    READ: Don’t Think You Like Porn? Try This Instead
    READ: Yes, I’m a Woman and I Watch Porn

    Source: Tessa Neustadt for ALLPRACE HOMES on The Everygirl

    Suggest some flirty phone sex
    With the rise of sexting, phone sex has taken a backseat over the last few years. But with many of us relying on digital communication for our work and social life, perhaps it’s time to give our thumbs a rest when it comes to our sex life. 
    Phone sex might feel awkward at first, especially if it’s with a new partner who you have yet to do the dirty in real life with. Test out what feels comfortable to you—you might be turned on simply by discussing your favorite positions. If you’re feeling more creative, you can describe your fantasies, and the things that you’d like to do with your prospective partner, once social distancing measures allow, and if you’re feeling really confident, describe what you’re doing to yourself right now and get them to do the same.
    READ: 7 Ways to Up Your Dirty Talk

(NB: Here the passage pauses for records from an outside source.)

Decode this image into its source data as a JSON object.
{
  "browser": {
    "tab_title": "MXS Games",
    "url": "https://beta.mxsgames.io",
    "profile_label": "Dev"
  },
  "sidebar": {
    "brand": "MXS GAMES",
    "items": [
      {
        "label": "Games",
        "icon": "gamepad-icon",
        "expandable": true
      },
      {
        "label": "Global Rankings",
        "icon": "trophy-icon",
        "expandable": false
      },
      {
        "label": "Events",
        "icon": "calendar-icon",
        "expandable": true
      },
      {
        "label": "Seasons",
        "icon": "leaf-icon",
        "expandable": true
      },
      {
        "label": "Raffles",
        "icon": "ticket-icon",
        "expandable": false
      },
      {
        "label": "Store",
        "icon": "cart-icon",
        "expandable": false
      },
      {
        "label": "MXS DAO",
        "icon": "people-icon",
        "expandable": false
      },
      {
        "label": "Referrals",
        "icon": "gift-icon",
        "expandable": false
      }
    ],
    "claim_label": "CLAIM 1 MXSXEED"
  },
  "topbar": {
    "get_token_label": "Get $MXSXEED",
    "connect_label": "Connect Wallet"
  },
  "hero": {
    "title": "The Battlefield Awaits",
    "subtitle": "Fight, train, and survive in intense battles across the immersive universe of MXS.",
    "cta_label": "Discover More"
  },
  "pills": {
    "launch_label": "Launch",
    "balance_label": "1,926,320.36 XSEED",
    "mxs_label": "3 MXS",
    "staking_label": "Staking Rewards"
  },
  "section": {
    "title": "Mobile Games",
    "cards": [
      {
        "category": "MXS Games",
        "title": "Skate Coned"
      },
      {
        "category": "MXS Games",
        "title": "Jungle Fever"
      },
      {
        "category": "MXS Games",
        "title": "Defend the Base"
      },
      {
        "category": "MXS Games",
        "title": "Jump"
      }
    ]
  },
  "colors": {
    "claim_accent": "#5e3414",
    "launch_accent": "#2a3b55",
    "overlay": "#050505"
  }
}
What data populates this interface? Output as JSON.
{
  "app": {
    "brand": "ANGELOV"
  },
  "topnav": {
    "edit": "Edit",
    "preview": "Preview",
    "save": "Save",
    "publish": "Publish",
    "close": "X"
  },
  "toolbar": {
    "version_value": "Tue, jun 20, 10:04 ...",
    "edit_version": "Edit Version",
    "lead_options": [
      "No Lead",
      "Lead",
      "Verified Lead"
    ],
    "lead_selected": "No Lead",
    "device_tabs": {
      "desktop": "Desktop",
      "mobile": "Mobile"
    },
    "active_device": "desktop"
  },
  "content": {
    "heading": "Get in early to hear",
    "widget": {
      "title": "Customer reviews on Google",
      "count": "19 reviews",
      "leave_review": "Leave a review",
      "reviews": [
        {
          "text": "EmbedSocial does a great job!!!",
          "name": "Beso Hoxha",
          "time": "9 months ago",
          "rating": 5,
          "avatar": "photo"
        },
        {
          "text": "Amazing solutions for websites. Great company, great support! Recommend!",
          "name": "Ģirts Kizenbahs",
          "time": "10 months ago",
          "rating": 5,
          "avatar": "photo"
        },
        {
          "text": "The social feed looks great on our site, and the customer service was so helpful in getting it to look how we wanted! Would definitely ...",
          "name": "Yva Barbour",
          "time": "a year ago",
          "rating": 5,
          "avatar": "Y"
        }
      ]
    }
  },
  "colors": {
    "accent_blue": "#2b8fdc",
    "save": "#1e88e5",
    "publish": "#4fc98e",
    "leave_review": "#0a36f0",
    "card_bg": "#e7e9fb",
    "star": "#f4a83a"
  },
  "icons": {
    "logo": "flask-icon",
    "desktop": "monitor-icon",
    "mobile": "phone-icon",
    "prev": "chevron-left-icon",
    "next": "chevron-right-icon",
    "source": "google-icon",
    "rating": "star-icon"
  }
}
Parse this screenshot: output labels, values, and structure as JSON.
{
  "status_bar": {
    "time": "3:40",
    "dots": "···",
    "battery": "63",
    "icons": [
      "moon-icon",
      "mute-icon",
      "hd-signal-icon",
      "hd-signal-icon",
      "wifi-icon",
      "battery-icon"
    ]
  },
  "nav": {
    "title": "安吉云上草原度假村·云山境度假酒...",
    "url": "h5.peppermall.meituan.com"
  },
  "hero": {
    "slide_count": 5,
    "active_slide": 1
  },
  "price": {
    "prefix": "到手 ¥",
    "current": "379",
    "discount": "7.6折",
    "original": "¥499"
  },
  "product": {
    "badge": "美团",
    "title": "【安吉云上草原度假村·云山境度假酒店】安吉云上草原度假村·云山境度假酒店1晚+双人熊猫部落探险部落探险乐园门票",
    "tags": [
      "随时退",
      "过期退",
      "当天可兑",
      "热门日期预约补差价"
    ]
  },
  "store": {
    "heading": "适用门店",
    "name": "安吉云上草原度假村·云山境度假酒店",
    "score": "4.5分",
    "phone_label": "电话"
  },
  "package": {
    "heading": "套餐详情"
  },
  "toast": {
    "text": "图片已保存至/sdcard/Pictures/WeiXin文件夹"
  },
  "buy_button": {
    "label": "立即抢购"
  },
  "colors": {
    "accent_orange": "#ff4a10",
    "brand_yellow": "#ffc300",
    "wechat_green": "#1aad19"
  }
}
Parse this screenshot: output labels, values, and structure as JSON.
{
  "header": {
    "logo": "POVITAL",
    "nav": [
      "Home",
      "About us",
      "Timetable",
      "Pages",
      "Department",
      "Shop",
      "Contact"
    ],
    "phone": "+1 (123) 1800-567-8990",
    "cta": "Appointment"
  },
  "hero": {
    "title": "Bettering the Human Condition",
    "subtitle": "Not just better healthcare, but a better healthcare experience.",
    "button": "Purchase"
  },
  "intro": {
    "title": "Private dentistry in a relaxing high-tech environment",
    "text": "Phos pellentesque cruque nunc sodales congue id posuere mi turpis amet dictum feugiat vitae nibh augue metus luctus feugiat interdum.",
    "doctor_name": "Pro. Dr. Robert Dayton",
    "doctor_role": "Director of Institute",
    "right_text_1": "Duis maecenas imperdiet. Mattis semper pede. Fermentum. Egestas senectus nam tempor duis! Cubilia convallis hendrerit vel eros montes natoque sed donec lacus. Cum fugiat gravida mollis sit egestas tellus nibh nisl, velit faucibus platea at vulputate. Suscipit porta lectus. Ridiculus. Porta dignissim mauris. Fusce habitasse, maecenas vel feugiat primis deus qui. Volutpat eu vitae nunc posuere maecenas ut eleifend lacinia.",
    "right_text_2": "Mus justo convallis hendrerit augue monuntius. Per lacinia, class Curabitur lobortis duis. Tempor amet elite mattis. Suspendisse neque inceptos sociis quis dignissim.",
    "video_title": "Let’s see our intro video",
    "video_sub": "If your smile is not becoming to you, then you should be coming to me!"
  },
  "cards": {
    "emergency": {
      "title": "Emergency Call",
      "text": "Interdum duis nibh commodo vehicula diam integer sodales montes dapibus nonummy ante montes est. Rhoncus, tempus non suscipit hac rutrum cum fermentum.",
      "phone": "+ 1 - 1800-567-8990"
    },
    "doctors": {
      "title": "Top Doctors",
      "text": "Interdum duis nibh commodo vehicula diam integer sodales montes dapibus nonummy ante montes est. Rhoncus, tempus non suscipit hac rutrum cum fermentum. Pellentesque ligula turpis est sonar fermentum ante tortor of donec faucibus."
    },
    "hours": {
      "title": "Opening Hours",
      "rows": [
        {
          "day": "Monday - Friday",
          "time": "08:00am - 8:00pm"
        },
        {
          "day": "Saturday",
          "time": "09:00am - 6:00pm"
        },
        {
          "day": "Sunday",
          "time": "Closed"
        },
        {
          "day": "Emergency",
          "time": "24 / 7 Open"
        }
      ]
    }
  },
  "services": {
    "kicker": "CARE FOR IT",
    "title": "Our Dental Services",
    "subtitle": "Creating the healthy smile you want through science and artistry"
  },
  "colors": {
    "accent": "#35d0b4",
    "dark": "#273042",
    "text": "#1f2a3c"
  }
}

    Take a dirty picture
    Although a sexy picture pinging up on their phone is great news for the recipient, this can also be an incredibly gratifying experience for you. If you’ve been spending all day in your pajamas, getting dressed up in your best underwear can be a total turn-on and boost your sexual confidence.
    It’s worth noting that sharing explicit pictures comes with a host of risks, and there are numerous examples of intimate images being used against women. If you choose to share a sexual image, think carefully about how you’d feel if it was shared with anyone other than the intended recipient, and only send content that you would be comfortable with others seeing. Protect your privacy by ensuring that your face and any other identifying features are not visible, and don’t feel pressured into sending images or footage if you’re not comfortable doing so and if the experience isn’t gratifying for you as well as for the recipient.

    Source: Jonathan Borba | Pexels

    Take the time to connect with someone
    The rise of digital dating means that encounters can be fleeting, and sex is readily available. Although this can be liberating, it also means that new and casual partners may be less invested in our pleasure. Relying on sexting, Zoom dates, and socially-distanced walks might be frustrating, but it can also give you the opportunity to connect with someone on a deeper level, to explore each other’s turn-ons, and to build sexual tension. By the time that you feel comfortable initiating physical intimacy, or even just exploring some distanced play, you might find that getting to know a new partner better leads to a sexier experience.
    READ: I Stopped Giving Out My Number on Dating Apps—Here’s Why

    Find a safe sexual partner
    For some of us, nothing beats the real thing, and in-person intimacy and sex can be important for well-being. There’s no way to guarantee a completely safe way to have sex during the COVID pandemic, but if you find that socially-distanced sex isn’t cutting it for you, then you should try and take all precautions possible.
    Make sure that you are having open conversations and setting boundaries with any sexual partner about what behavior is acceptable and what you are both comfortable with. If a new sexual interest lives alone and is following social distancing guidance strictly, then you may feel safe to stay over at their place. If you do so, make sure that you are following all government guidance on hand-washing, limiting contact with others, and following usual safe sex procedures to protect against all kinds of infections.
    READ: What “Finding The One” Really Means in 2020 More